Bamako (AFP) - Malian troops killed several jihadists near the country's southern border with Ivory Coast and destroyed the insurgents' camp in a forest straddling the frontier, several Malian military officials said.
The deputy chief of staff of the Malian army, General Didier Dakouo, told state television channel ORTM that troops had carried out an offensive in the Sikasso region "to combat terrorism".
"We conducted two offensives in the terrorists' sanctuary," he said late on Thursday night.
"We managed to get hold of a number of materials, including motorcycles, weapons and other explosives. Some terrorists were neutralised," he added.
Since last week, Malian army parachutists known as the Red Berets and regular troops stationed in the frontier region of Sikasso have been conducting operations against the insurgents, a Malian army officer told AFP earlier.
"We have just destroyed the main military camp of the jihadists in the south, in the Sama forest, located on the Ivorian border," the officer told AFP by telephone, requesting anonymity.
Another Malian security source said the jihadists were members of the Islamist Ansar Dine group, which seeks to impose Sharia law in areas under its control while opposing Western education models and vaccination campaigns.
A humanitarian source said two Malian soldiers were injured in the operation.
Malian troops on Thursday also pressed on with anti-insurgent operations in the frontier town of Fakola, which was pillaged on June 28 in an attack claimed by Ansar Dine.
Residents of the Ivorian town of Debete, located 30 kilometres (20 miles) from Fakola, confirmed that an operation was underway in the forest and several arrests had been made.
"There were battles in Sama forest," said a resident of Pogo, located on Ivory Coast's border with Mali.

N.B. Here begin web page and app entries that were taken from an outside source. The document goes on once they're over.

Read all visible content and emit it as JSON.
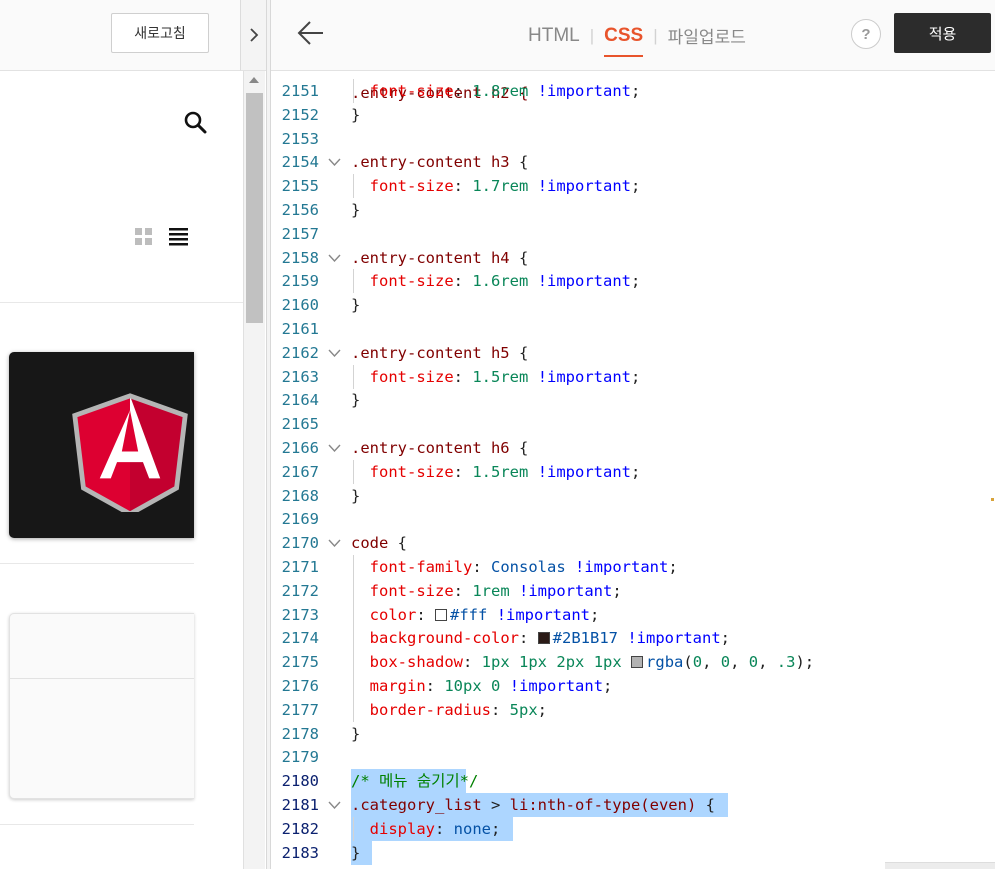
{
  "preview": {
    "refresh_label": "새로고침"
  },
  "editor": {
    "tabs": [
      {
        "label": "HTML",
        "active": false
      },
      {
        "label": "CSS",
        "active": true
      },
      {
        "label": "파일업로드",
        "active": false
      }
    ],
    "help_label": "?",
    "apply_label": "적용",
    "accent_color": "#e8542c"
  },
  "code": {
    "partial_top_line": ".entry-content h2 {",
    "lines": [
      {
        "num": "2151",
        "indent": true,
        "fold": false,
        "selected": false,
        "tokens": [
          [
            "prop",
            "font-size"
          ],
          [
            "p",
            ": "
          ],
          [
            "num",
            "1.8rem"
          ],
          [
            "p",
            " "
          ],
          [
            "kw",
            "!important"
          ],
          [
            "p",
            ";"
          ]
        ]
      },
      {
        "num": "2152",
        "indent": false,
        "fold": false,
        "selected": false,
        "tokens": [
          [
            "p",
            "}"
          ]
        ]
      },
      {
        "num": "2153",
        "indent": false,
        "fold": false,
        "selected": false,
        "tokens": []
      },
      {
        "num": "2154",
        "indent": false,
        "fold": true,
        "selected": false,
        "tokens": [
          [
            "sel",
            ".entry-content h3"
          ],
          [
            "p",
            " {"
          ]
        ]
      },
      {
        "num": "2155",
        "indent": true,
        "fold": false,
        "selected": false,
        "tokens": [
          [
            "prop",
            "font-size"
          ],
          [
            "p",
            ": "
          ],
          [
            "num",
            "1.7rem"
          ],
          [
            "p",
            " "
          ],
          [
            "kw",
            "!important"
          ],
          [
            "p",
            ";"
          ]
        ]
      },
      {
        "num": "2156",
        "indent": false,
        "fold": false,
        "selected": false,
        "tokens": [
          [
            "p",
            "}"
          ]
        ]
      },
      {
        "num": "2157",
        "indent": false,
        "fold": false,
        "selected": false,
        "tokens": []
      },
      {
        "num": "2158",
        "indent": false,
        "fold": true,
        "selected": false,
        "tokens": [
          [
            "sel",
            ".entry-content h4"
          ],
          [
            "p",
            " {"
          ]
        ]
      },
      {
        "num": "2159",
        "indent": true,
        "fold": false,
        "selected": false,
        "tokens": [
          [
            "prop",
            "font-size"
          ],
          [
            "p",
            ": "
          ],
          [
            "num",
            "1.6rem"
          ],
          [
            "p",
            " "
          ],
          [
            "kw",
            "!important"
          ],
          [
            "p",
            ";"
          ]
        ]
      },
      {
        "num": "2160",
        "indent": false,
        "fold": false,
        "selected": false,
        "tokens": [
          [
            "p",
            "}"
          ]
        ]
      },
      {
        "num": "2161",
        "indent": false,
        "fold": false,
        "selected": false,
        "tokens": []
      },
      {
        "num": "2162",
        "indent": false,
        "fold": true,
        "selected": false,
        "tokens": [
          [
            "sel",
            ".entry-content h5"
          ],
          [
            "p",
            " {"
          ]
        ]
      },
      {
        "num": "2163",
        "indent": true,
        "fold": false,
        "selected": false,
        "tokens": [
          [
            "prop",
            "font-size"
          ],
          [
            "p",
            ": "
          ],
          [
            "num",
            "1.5rem"
          ],
          [
            "p",
            " "
          ],
          [
            "kw",
            "!important"
          ],
          [
            "p",
            ";"
          ]
        ]
      },
      {
        "num": "2164",
        "indent": false,
        "fold": false,
        "selected": false,
        "tokens": [
          [
            "p",
            "}"
          ]
        ]
      },
      {
        "num": "2165",
        "indent": false,
        "fold": false,
        "selected": false,
        "tokens": []
      },
      {
        "num": "2166",
        "indent": false,
        "fold": true,
        "selected": false,
        "tokens": [
          [
            "sel",
            ".entry-content h6"
          ],
          [
            "p",
            " {"
          ]
        ]
      },
      {
        "num": "2167",
        "indent": true,
        "fold": false,
        "selected": false,
        "tokens": [
          [
            "prop",
            "font-size"
          ],
          [
            "p",
            ": "
          ],
          [
            "num",
            "1.5rem"
          ],
          [
            "p",
            " "
          ],
          [
            "kw",
            "!important"
          ],
          [
            "p",
            ";"
          ]
        ]
      },
      {
        "num": "2168",
        "indent": false,
        "fold": false,
        "selected": false,
        "tokens": [
          [
            "p",
            "}"
          ]
        ]
      },
      {
        "num": "2169",
        "indent": false,
        "fold": false,
        "selected": false,
        "tokens": []
      },
      {
        "num": "2170",
        "indent": false,
        "fold": true,
        "selected": false,
        "tokens": [
          [
            "sel",
            "code"
          ],
          [
            "p",
            " {"
          ]
        ]
      },
      {
        "num": "2171",
        "indent": true,
        "fold": false,
        "selected": false,
        "tokens": [
          [
            "prop",
            "font-family"
          ],
          [
            "p",
            ": "
          ],
          [
            "val",
            "Consolas"
          ],
          [
            "p",
            " "
          ],
          [
            "kw",
            "!important"
          ],
          [
            "p",
            ";"
          ]
        ]
      },
      {
        "num": "2172",
        "indent": true,
        "fold": false,
        "selected": false,
        "tokens": [
          [
            "prop",
            "font-size"
          ],
          [
            "p",
            ": "
          ],
          [
            "num",
            "1rem"
          ],
          [
            "p",
            " "
          ],
          [
            "kw",
            "!important"
          ],
          [
            "p",
            ";"
          ]
        ]
      },
      {
        "num": "2173",
        "indent": true,
        "fold": false,
        "selected": false,
        "tokens": [
          [
            "prop",
            "color"
          ],
          [
            "p",
            ": "
          ],
          [
            "swatch",
            "#ffffff"
          ],
          [
            "val",
            "#fff"
          ],
          [
            "p",
            " "
          ],
          [
            "kw",
            "!important"
          ],
          [
            "p",
            ";"
          ]
        ]
      },
      {
        "num": "2174",
        "indent": true,
        "fold": false,
        "selected": false,
        "tokens": [
          [
            "prop",
            "background-color"
          ],
          [
            "p",
            ": "
          ],
          [
            "swatch",
            "#2B1B17"
          ],
          [
            "val",
            "#2B1B17"
          ],
          [
            "p",
            " "
          ],
          [
            "kw",
            "!important"
          ],
          [
            "p",
            ";"
          ]
        ]
      },
      {
        "num": "2175",
        "indent": true,
        "fold": false,
        "selected": false,
        "tokens": [
          [
            "prop",
            "box-shadow"
          ],
          [
            "p",
            ": "
          ],
          [
            "num",
            "1px"
          ],
          [
            "p",
            " "
          ],
          [
            "num",
            "1px"
          ],
          [
            "p",
            " "
          ],
          [
            "num",
            "2px"
          ],
          [
            "p",
            " "
          ],
          [
            "num",
            "1px"
          ],
          [
            "p",
            " "
          ],
          [
            "swatch",
            "#b3b3b3"
          ],
          [
            "val",
            "rgba"
          ],
          [
            "p",
            "("
          ],
          [
            "num",
            "0"
          ],
          [
            "p",
            ", "
          ],
          [
            "num",
            "0"
          ],
          [
            "p",
            ", "
          ],
          [
            "num",
            "0"
          ],
          [
            "p",
            ", "
          ],
          [
            "num",
            ".3"
          ],
          [
            "p",
            ");"
          ]
        ]
      },
      {
        "num": "2176",
        "indent": true,
        "fold": false,
        "selected": false,
        "tokens": [
          [
            "prop",
            "margin"
          ],
          [
            "p",
            ": "
          ],
          [
            "num",
            "10px"
          ],
          [
            "p",
            " "
          ],
          [
            "num",
            "0"
          ],
          [
            "p",
            " "
          ],
          [
            "kw",
            "!important"
          ],
          [
            "p",
            ";"
          ]
        ]
      },
      {
        "num": "2177",
        "indent": true,
        "fold": false,
        "selected": false,
        "tokens": [
          [
            "prop",
            "border-radius"
          ],
          [
            "p",
            ": "
          ],
          [
            "num",
            "5px"
          ],
          [
            "p",
            ";"
          ]
        ]
      },
      {
        "num": "2178",
        "indent": false,
        "fold": false,
        "selected": false,
        "tokens": [
          [
            "p",
            "}"
          ]
        ]
      },
      {
        "num": "2179",
        "indent": false,
        "fold": false,
        "selected": false,
        "tokens": []
      },
      {
        "num": "2180",
        "indent": false,
        "fold": false,
        "selected": true,
        "tokens": [
          [
            "com",
            "/* 메뉴 숨기기*/"
          ]
        ]
      },
      {
        "num": "2181",
        "indent": false,
        "fold": true,
        "selected": true,
        "tokens": [
          [
            "sel",
            ".category_list"
          ],
          [
            "p",
            " > "
          ],
          [
            "sel",
            "li:nth-of-type(even)"
          ],
          [
            "p",
            " {"
          ]
        ]
      },
      {
        "num": "2182",
        "indent": true,
        "fold": false,
        "selected": true,
        "tokens": [
          [
            "prop",
            "display"
          ],
          [
            "p",
            ": "
          ],
          [
            "val",
            "none"
          ],
          [
            "p",
            ";"
          ]
        ]
      },
      {
        "num": "2183",
        "indent": false,
        "fold": false,
        "selected": true,
        "tokens": [
          [
            "p",
            "}"
          ]
        ]
      }
    ]
  }
}
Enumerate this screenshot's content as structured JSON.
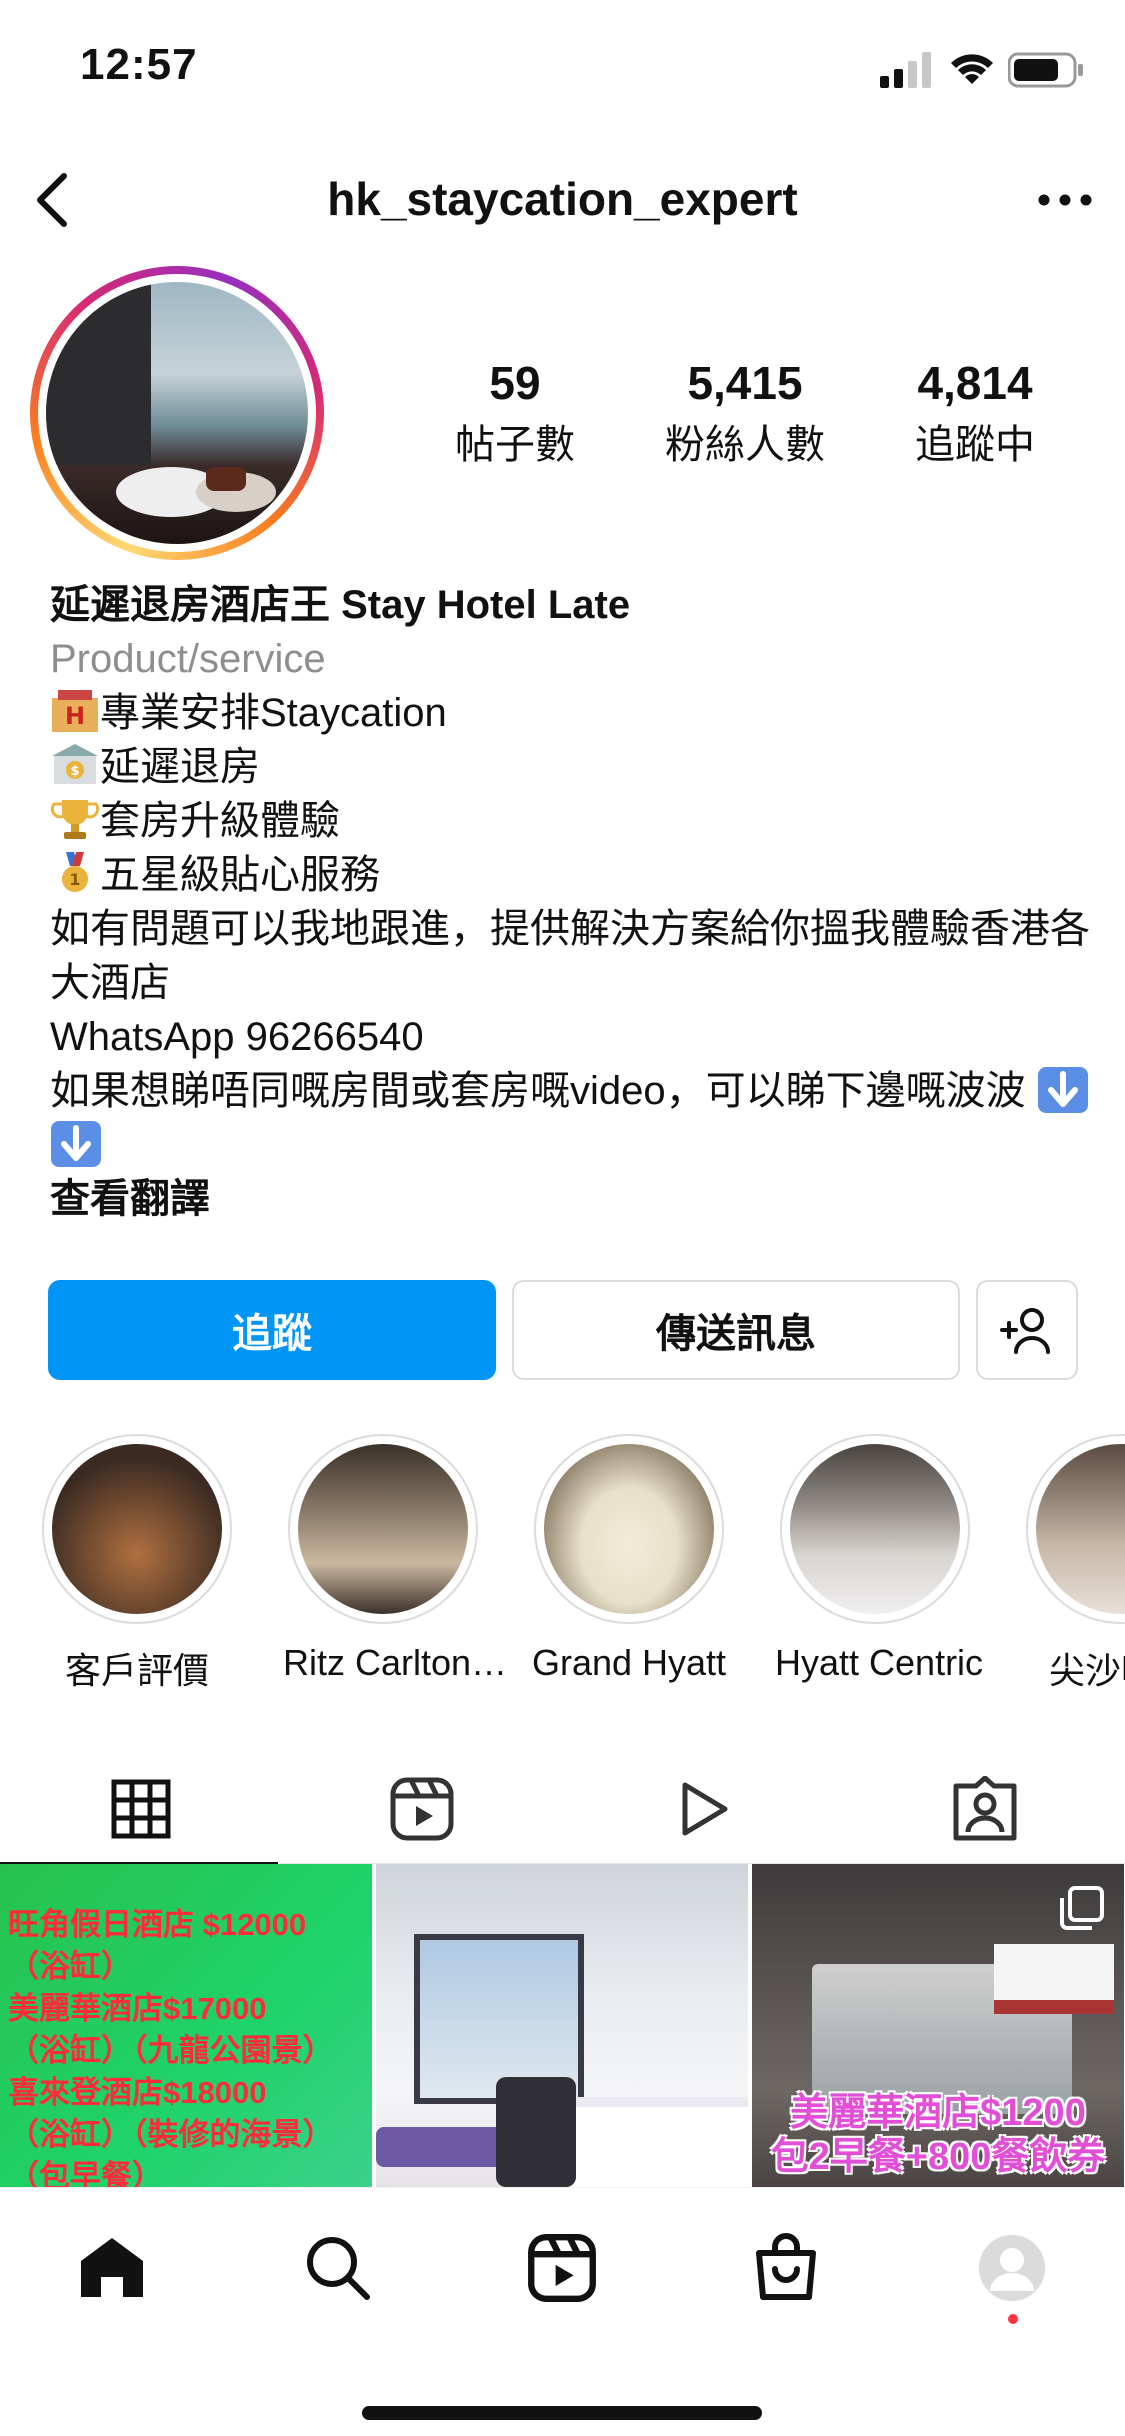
{
  "status_bar": {
    "time": "12:57"
  },
  "header": {
    "username": "hk_staycation_expert"
  },
  "stats": [
    {
      "value": "59",
      "label": "帖子數"
    },
    {
      "value": "5,415",
      "label": "粉絲人數"
    },
    {
      "value": "4,814",
      "label": "追蹤中"
    }
  ],
  "bio": {
    "name": "延遲退房酒店王 Stay Hotel Late",
    "category": "Product/service",
    "lines": [
      "專業安排Staycation",
      "延遲退房",
      "套房升級體驗",
      "五星級貼心服務"
    ],
    "description": "如有問題可以我地跟進，提供解決方案給你搵我體驗香港各大酒店",
    "whatsapp": "WhatsApp 96266540",
    "video_note": "如果想睇唔同嘅房間或套房嘅video，可以睇下邊嘅波波",
    "translate": "查看翻譯"
  },
  "actions": {
    "follow": "追蹤",
    "message": "傳送訊息"
  },
  "highlights": [
    {
      "label": "客戶評價",
      "colors": [
        "#3a2a22",
        "#b07040"
      ]
    },
    {
      "label": "Ritz Carlton…",
      "colors": [
        "#3b3128",
        "#cbb8a0"
      ]
    },
    {
      "label": "Grand Hyatt",
      "colors": [
        "#6b5a44",
        "#e8e0c8"
      ]
    },
    {
      "label": "Hyatt Centric",
      "colors": [
        "#4a4440",
        "#d8d4d0"
      ]
    },
    {
      "label": "尖沙咀…",
      "colors": [
        "#5a4a40",
        "#c8b8a8"
      ]
    }
  ],
  "posts": {
    "post1_lines": [
      "旺角假日酒店 $12000",
      "（浴缸）",
      "美麗華酒店$17000",
      "（浴缸）（九龍公園景）",
      "喜來登酒店$18000",
      "（浴缸）（裝修的海景）",
      "（包早餐）"
    ],
    "post3_caption_1": "美麗華酒店$1200",
    "post3_caption_2": "包2早餐+800餐飲券"
  },
  "colors": {
    "accent": "#0095f6",
    "notification": "#ff3040"
  }
}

Jihadist attacks are normally confined to Mali's restive northern desert region but areas bordering Mauritania have been targeted since the start of the year, and southern settlements more recently.
On Monday, some 20 suspected jihadists travelling from Ivory Coast were stopped in Zegoua, in the Sikasso region, and are now being questioned, according to Malian security sources.
Among them were two French nationals, three Franco-Malian dual nationals and two Malians, with the rest hailing from Mauritania. All are thought to be members of a Pakistan-affiliated Islamist sect called Tabligh.
The north came under the control of Ansar Dine -- which is Arabic for Defenders of Faith -- and two other jihadist groups, Al-Qaeda in the Islamic Maghreb and the Movement for Oneness and Jihad in West Africa, in April 2012.
A move south towards the capital by the extremists, who imposed a brutal version of sharia on inhabitants, prompted Mali's former colonial master France to intervene in January 2013, pounding their positions in the north.
Their organisational structure smashed, small pockets of armed Islamists managed to remain active, and continue to carry out occasional deadly attacks in the desert.